Filing for bankruptcy will have a major impact on your credit score. The extent of this impact will vary on a case-by-case basis, but it could cause your score to drop by more than 100 points.
Having a lower credit score will make you less attractive to lenders, so it could be harder for you to obtain a mortgage, credit card, auto loan, or personal loan. If you are approved for a new loan, you may be charged higher interest rates due to your low credit score.
Bankruptcy records will stay on your credit report for a long period of time after your case has been closed. As a result, lenders that check your credit history will be able to see that you recently filed for bankruptcy.
If you filed for Chapter 7 bankruptcy, it will remain on your record for a period of 10 years from the date it was filed. However, Chapter 13 bankruptcy will only remain on your record for a period of 7 years from the date it was filed.
There is no way to remove the record of your Chapter 7 or Chapter 13 bankruptcy early. At the end of the 7-year or 10-year period, the bankruptcy will automatically fall off of your credit report. Even though the bankruptcy will remain on your report for years, the impact of the bankruptcy on your credit score will start to lessen over time. Because of this, it is possible to improve your credit score even if your bankruptcy is still on your record.
There are many different ways to improve your credit after filing for bankruptcy. If you have recently filed for bankruptcy, follow these tips:
The time that it takes to rebuild your credit after filing for bankruptcy will vary on a case-by-case basis. If you making an effort to improve your credit score shortly after bankruptcy, you may start to see an improvement within a matter of months. If you continue to work at improving your credit score, you may reach the "good" credit score range after several years. You will see a more drastic increase in your credit score once the bankruptcy falls off of your record after 7 or 10 years.
It's important to be patient when it comes to building your credit. It may take time, but don't lose sight of the end goal. If you make one mistake during this crucial rebuilding period, you could lose a lot of the progress you have made with credit score since filing for bankruptcy.
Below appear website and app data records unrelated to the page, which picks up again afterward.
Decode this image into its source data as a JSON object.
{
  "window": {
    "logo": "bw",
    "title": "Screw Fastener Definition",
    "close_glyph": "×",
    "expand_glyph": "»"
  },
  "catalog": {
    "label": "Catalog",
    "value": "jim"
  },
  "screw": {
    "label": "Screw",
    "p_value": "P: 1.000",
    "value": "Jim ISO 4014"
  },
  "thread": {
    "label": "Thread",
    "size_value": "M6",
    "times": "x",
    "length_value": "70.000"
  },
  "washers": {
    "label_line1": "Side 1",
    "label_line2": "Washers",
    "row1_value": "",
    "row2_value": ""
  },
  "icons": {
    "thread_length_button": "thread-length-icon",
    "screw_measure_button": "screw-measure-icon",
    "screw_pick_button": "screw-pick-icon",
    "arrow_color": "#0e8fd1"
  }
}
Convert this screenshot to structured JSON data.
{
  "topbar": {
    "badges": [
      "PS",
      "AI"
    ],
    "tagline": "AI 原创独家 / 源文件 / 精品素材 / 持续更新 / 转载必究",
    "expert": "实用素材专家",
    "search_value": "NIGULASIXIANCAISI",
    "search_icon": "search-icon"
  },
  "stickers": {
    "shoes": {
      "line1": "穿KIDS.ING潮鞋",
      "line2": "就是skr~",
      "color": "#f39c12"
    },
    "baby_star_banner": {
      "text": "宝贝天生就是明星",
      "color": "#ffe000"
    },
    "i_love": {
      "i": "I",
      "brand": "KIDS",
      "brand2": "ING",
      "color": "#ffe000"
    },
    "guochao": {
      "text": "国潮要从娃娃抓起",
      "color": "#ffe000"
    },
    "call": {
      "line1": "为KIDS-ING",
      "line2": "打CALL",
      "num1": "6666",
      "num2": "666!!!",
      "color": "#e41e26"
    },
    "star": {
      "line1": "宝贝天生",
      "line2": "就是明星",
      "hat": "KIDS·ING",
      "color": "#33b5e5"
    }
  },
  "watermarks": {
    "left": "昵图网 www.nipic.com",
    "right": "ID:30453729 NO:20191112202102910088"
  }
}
Are you trying to rebuild your credit-and your life-after bankruptcy? If so, seek legal representation from the experienced bankruptcy attorneys at Hammond Law Firm. Let us create a customized plan to help you improve your credit and take control of your finances. To schedule a free consultation, call 405-216-0007 or submit your information via the form on this website.